BEGIN EXTRACTED INFORMATION
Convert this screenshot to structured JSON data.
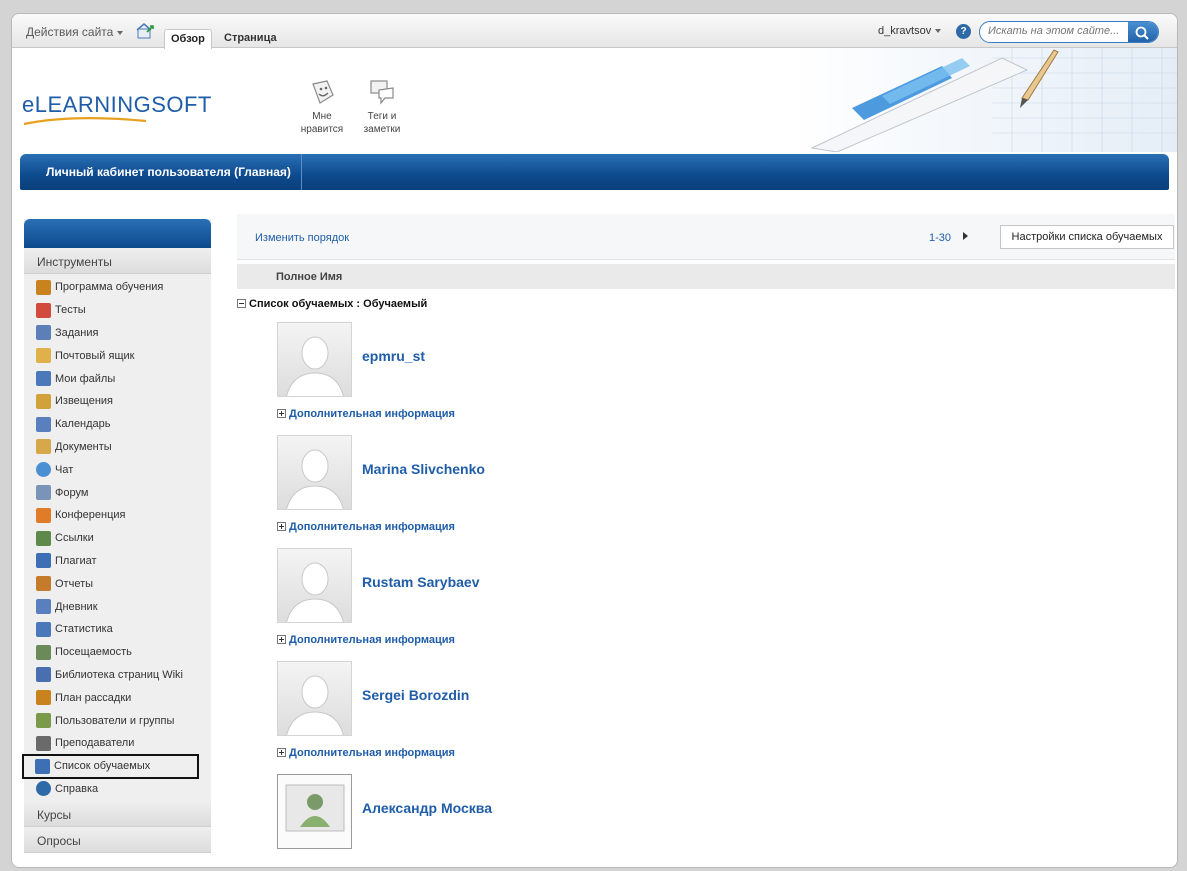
{
  "ribbon": {
    "site_actions": "Действия сайта",
    "tabs": [
      "Обзор",
      "Страница"
    ],
    "user": "d_kravtsov",
    "help": "?",
    "search_placeholder": "Искать на этом сайте..."
  },
  "header": {
    "logo": "eLEARNINGSOFT",
    "like_label_1": "Мне",
    "like_label_2": "нравится",
    "tags_label_1": "Теги и",
    "tags_label_2": "заметки"
  },
  "topnav": {
    "title": "Личный кабинет пользователя (Главная)"
  },
  "sidebar": {
    "tools_heading": "Инструменты",
    "items": [
      {
        "label": "Программа обучения",
        "icon": "program-icon",
        "color": "#c9831e"
      },
      {
        "label": "Тесты",
        "icon": "tests-icon",
        "color": "#d24a3c"
      },
      {
        "label": "Задания",
        "icon": "tasks-icon",
        "color": "#5c7fb8"
      },
      {
        "label": "Почтовый ящик",
        "icon": "mailbox-icon",
        "color": "#e0b04a"
      },
      {
        "label": "Мои файлы",
        "icon": "files-icon",
        "color": "#4a78b8"
      },
      {
        "label": "Извещения",
        "icon": "announcements-icon",
        "color": "#d1a23a"
      },
      {
        "label": "Календарь",
        "icon": "calendar-icon",
        "color": "#5a7fbf"
      },
      {
        "label": "Документы",
        "icon": "documents-icon",
        "color": "#d6a84a"
      },
      {
        "label": "Чат",
        "icon": "chat-icon",
        "color": "#4a8fd2"
      },
      {
        "label": "Форум",
        "icon": "forum-icon",
        "color": "#7a93b8"
      },
      {
        "label": "Конференция",
        "icon": "conference-icon",
        "color": "#e07b2a"
      },
      {
        "label": "Ссылки",
        "icon": "links-icon",
        "color": "#5d8a4a"
      },
      {
        "label": "Плагиат",
        "icon": "plagiarism-icon",
        "color": "#3c6fb4"
      },
      {
        "label": "Отчеты",
        "icon": "reports-icon",
        "color": "#c47c2a"
      },
      {
        "label": "Дневник",
        "icon": "diary-icon",
        "color": "#5a7fbf"
      },
      {
        "label": "Статистика",
        "icon": "statistics-icon",
        "color": "#4a78b8"
      },
      {
        "label": "Посещаемость",
        "icon": "attendance-icon",
        "color": "#6b8a5a"
      },
      {
        "label": "Библиотека страниц Wiki",
        "icon": "wiki-icon",
        "color": "#4a6fb0"
      },
      {
        "label": "План рассадки",
        "icon": "seating-icon",
        "color": "#c9831e"
      },
      {
        "label": "Пользователи и группы",
        "icon": "users-groups-icon",
        "color": "#7a9a4a"
      },
      {
        "label": "Преподаватели",
        "icon": "teachers-icon",
        "color": "#6a6a6a"
      },
      {
        "label": "Список обучаемых",
        "icon": "learners-icon",
        "color": "#3c6fb4"
      },
      {
        "label": "Справка",
        "icon": "help-icon",
        "color": "#2f6aa8"
      }
    ],
    "courses_heading": "Курсы",
    "surveys_heading": "Опросы"
  },
  "main": {
    "reorder": "Изменить порядок",
    "pager": "1-30",
    "settings": "Настройки списка обучаемых",
    "column": "Полное Имя",
    "group": "Список обучаемых : Обучаемый",
    "more_info": "Дополнительная информация",
    "learners": [
      {
        "name": "epmru_st"
      },
      {
        "name": "Marina Slivchenko"
      },
      {
        "name": "Rustam Sarybaev"
      },
      {
        "name": "Sergei Borozdin"
      },
      {
        "name": "Александр Москва"
      }
    ]
  }
}
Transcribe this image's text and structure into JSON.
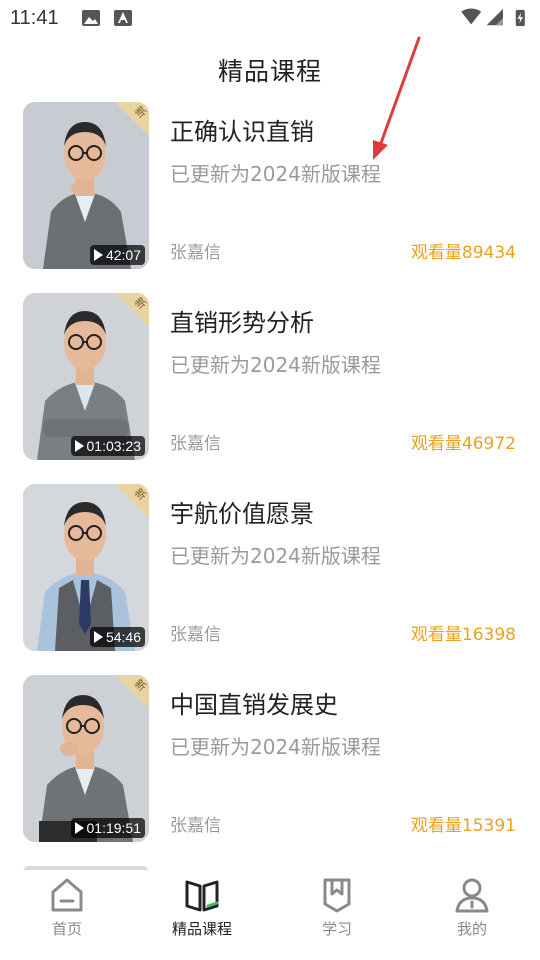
{
  "status_bar": {
    "time": "11:41"
  },
  "page": {
    "title": "精品课程"
  },
  "courses": [
    {
      "title": "正确认识直销",
      "subtitle": "已更新为2024新版课程",
      "author": "张嘉信",
      "views": "观看量89434",
      "duration": "42:07",
      "badge": "新"
    },
    {
      "title": "直销形势分析",
      "subtitle": "已更新为2024新版课程",
      "author": "张嘉信",
      "views": "观看量46972",
      "duration": "01:03:23",
      "badge": "新"
    },
    {
      "title": "宇航价值愿景",
      "subtitle": "已更新为2024新版课程",
      "author": "张嘉信",
      "views": "观看量16398",
      "duration": "54:46",
      "badge": "新"
    },
    {
      "title": "中国直销发展史",
      "subtitle": "已更新为2024新版课程",
      "author": "张嘉信",
      "views": "观看量15391",
      "duration": "01:19:51",
      "badge": "新"
    }
  ],
  "nav": {
    "items": [
      {
        "label": "首页",
        "icon": "home-icon"
      },
      {
        "label": "精品课程",
        "icon": "book-icon",
        "active": true
      },
      {
        "label": "学习",
        "icon": "bookmark-icon"
      },
      {
        "label": "我的",
        "icon": "user-icon"
      }
    ]
  },
  "colors": {
    "accent": "#e8a21e",
    "arrow": "#e03c3c",
    "nav_active_green": "#3dbb5e"
  }
}
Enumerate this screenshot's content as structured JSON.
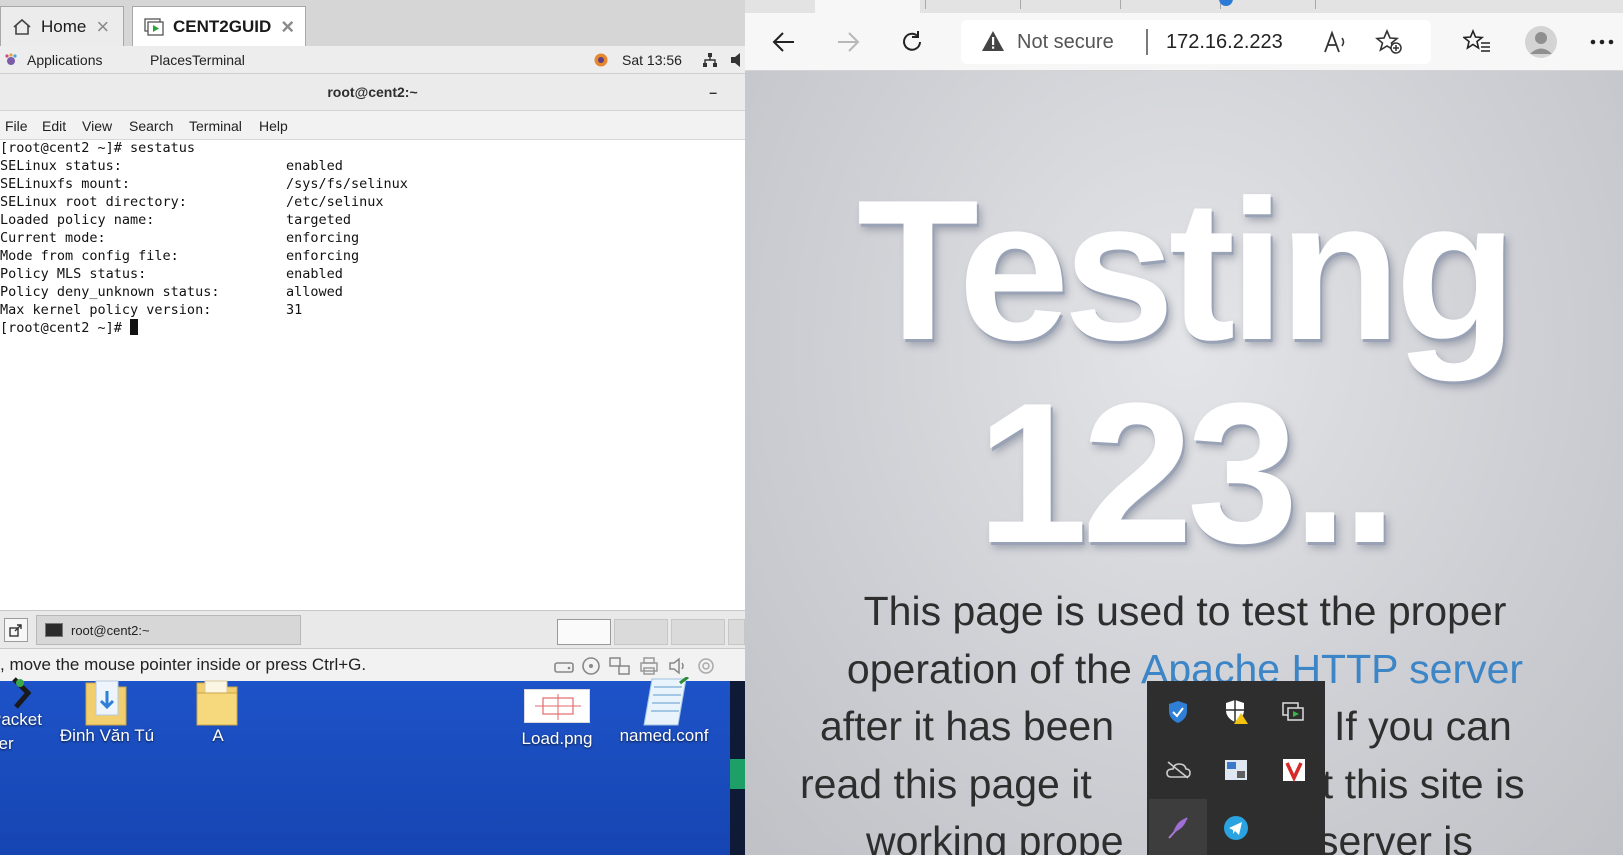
{
  "vmware": {
    "tabs": [
      {
        "label": "Home",
        "icon": "home-icon"
      },
      {
        "label": "CENT2GUID",
        "icon": "vm-icon"
      }
    ]
  },
  "gnome": {
    "applications": "Applications",
    "places": "Places",
    "terminal": "Terminal",
    "clock": "Sat 13:56"
  },
  "terminal": {
    "title": "root@cent2:~",
    "minimize": "–",
    "menu": [
      "File",
      "Edit",
      "View",
      "Search",
      "Terminal",
      "Help"
    ],
    "lines": [
      {
        "label": "[root@cent2 ~]# sestatus",
        "value": ""
      },
      {
        "label": "SELinux status:",
        "value": "enabled"
      },
      {
        "label": "SELinuxfs mount:",
        "value": "/sys/fs/selinux"
      },
      {
        "label": "SELinux root directory:",
        "value": "/etc/selinux"
      },
      {
        "label": "Loaded policy name:",
        "value": "targeted"
      },
      {
        "label": "Current mode:",
        "value": "enforcing"
      },
      {
        "label": "Mode from config file:",
        "value": "enforcing"
      },
      {
        "label": "Policy MLS status:",
        "value": "enabled"
      },
      {
        "label": "Policy deny_unknown status:",
        "value": "allowed"
      },
      {
        "label": "Max kernel policy version:",
        "value": "31"
      }
    ],
    "prompt": "[root@cent2 ~]# "
  },
  "taskbar": {
    "task": "root@cent2:~"
  },
  "vm_status": {
    "message": ", move the mouse pointer inside or press Ctrl+G."
  },
  "desktop": {
    "icons": [
      {
        "label": "Packet",
        "label2": "cer"
      },
      {
        "label": "Đinh Văn Tú"
      },
      {
        "label": "A"
      },
      {
        "label": "Load.png"
      },
      {
        "label": "named.conf"
      }
    ]
  },
  "browser": {
    "not_secure": "Not secure",
    "url": "172.16.2.223",
    "heading_line1": "Testing",
    "heading_line2": "123..",
    "para": {
      "t1": "This page is used to test the proper",
      "t2": "operation of the ",
      "link": "Apache HTTP server",
      "t3": "after it has been",
      "t4": "If you can",
      "t5": "read this page it",
      "t6": "at this site is",
      "t7": "working prope",
      "t8": "server is"
    }
  }
}
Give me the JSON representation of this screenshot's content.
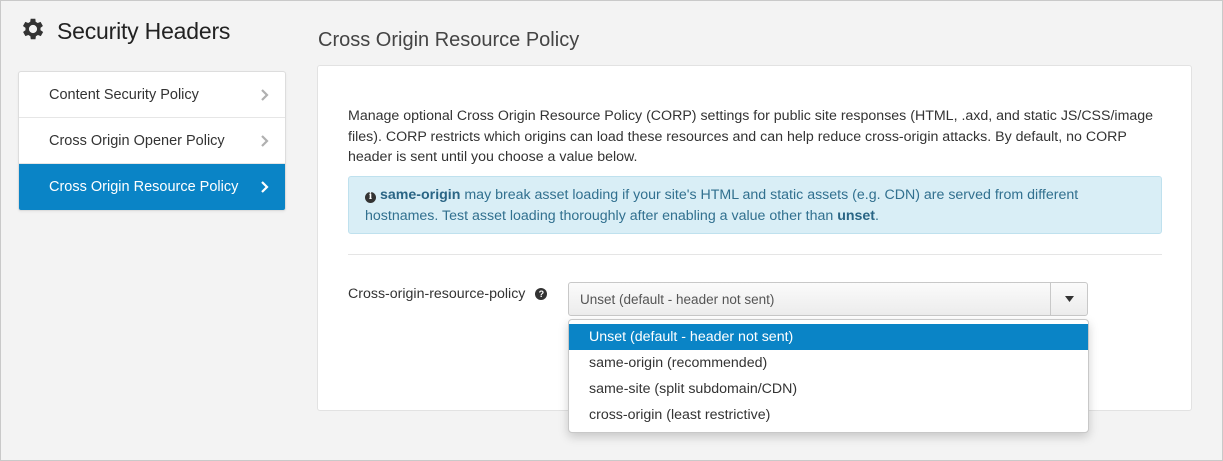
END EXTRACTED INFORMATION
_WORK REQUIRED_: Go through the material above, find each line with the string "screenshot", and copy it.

_RESPONSE TO THE TASK_:
Convert this screenshot to structured JSON data.
Enumerate this screenshot's content as structured JSON.
Give me the JSON representation of this screenshot's content.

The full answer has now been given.